The European Union on Thursday decided to slap five-year duties on steel pipe imported from China on alleged dumping charges.
The long-term tariffs were up to 39.2 percent as a punishment to Chinese exporters for allegedly selling seamless pipe and tubes below cost in the EU, the European Commission said.
The decision was based on a vote at the end of July by trade officials and experts from EU member states.
The five-year duties, which are much higher than the provisional ones imposed in April, will take effect after the EU's Official Journal publishes the decision by Oct. 8.
The 27-bloc imposed provisional duties of up to 24.2 percent in April on such products imported from China.
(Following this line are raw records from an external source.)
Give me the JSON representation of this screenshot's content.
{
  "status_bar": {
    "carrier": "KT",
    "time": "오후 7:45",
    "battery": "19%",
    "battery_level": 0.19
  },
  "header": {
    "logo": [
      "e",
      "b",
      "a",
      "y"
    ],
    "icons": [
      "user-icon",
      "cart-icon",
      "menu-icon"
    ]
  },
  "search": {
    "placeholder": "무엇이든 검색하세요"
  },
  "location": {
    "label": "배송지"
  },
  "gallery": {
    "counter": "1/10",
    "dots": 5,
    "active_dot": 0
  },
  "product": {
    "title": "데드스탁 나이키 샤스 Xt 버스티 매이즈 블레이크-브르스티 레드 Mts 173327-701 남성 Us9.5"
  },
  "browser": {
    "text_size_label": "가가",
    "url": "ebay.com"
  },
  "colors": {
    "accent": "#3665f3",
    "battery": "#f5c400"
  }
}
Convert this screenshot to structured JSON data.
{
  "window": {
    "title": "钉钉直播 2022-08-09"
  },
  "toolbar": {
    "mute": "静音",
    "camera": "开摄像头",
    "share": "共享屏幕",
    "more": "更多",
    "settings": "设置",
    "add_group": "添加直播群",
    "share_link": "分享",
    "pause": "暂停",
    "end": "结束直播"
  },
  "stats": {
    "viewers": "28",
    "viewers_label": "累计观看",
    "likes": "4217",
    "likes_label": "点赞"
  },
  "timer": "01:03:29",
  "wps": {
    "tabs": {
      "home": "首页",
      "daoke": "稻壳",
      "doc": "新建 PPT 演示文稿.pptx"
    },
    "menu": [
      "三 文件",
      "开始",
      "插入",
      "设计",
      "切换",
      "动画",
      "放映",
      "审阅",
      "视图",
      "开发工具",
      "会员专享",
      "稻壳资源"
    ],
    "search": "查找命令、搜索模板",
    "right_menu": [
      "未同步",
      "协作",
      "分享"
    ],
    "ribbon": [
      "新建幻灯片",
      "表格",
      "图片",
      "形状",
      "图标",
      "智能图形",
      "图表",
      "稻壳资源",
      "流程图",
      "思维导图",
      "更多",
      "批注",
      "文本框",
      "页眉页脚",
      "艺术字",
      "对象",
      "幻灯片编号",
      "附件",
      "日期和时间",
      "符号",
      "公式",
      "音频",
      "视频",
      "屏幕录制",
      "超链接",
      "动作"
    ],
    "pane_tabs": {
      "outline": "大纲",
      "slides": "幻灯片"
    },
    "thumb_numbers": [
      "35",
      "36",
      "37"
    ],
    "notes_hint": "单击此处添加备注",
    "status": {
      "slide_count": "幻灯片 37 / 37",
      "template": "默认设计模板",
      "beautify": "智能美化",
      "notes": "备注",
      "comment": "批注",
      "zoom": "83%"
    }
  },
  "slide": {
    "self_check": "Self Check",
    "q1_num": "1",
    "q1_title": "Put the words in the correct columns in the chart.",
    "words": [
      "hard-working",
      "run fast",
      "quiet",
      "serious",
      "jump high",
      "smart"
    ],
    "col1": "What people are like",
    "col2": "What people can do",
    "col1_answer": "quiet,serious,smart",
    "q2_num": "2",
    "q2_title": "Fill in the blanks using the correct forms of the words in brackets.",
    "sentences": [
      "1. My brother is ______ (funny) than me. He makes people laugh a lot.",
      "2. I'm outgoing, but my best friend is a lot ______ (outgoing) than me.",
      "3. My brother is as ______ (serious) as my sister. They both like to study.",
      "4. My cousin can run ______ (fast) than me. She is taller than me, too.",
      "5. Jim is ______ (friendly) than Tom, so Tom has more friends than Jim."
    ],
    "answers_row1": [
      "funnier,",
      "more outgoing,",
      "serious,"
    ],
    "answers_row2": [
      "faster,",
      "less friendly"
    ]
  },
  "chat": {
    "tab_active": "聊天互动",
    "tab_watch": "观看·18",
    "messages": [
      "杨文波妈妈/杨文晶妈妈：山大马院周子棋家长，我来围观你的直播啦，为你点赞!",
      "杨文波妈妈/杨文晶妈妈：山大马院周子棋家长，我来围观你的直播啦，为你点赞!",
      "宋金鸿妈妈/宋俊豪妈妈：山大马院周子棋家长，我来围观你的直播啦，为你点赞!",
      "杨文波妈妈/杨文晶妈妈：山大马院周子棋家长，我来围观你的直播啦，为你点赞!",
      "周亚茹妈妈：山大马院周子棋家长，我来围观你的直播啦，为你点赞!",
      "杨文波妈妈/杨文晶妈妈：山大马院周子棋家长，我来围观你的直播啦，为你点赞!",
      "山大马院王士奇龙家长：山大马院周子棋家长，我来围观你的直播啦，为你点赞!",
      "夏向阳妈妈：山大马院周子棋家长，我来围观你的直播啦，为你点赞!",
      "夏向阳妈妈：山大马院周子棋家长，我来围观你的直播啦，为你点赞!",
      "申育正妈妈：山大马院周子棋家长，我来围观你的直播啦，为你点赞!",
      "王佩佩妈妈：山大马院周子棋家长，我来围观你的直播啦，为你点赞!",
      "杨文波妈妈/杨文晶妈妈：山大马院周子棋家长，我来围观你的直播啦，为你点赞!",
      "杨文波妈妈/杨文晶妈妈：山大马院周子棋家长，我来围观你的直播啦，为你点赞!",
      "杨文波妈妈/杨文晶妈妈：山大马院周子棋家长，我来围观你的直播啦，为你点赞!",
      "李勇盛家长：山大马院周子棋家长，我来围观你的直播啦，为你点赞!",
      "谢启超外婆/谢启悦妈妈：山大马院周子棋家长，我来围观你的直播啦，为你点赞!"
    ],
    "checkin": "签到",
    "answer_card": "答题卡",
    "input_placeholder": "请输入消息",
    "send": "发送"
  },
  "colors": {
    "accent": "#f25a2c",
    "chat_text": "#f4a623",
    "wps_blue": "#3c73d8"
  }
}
The EU began to a probe in July 2008 over a dumping complaint by a group of European producers.
Despite a commitment to fight protectionism made at the G-20 summits in Washington and London, the EU has tended to resort to protectionism to protect its own producers in recent years.
It has refused to recognize China's market economy status, taking advantage to imposed tariffs on Chinese products including shoes, steel wire, pipes, tubes and bicycles.
The practice not only hurts Chinese exporters but also European consumers, according to consumer groups in Europe.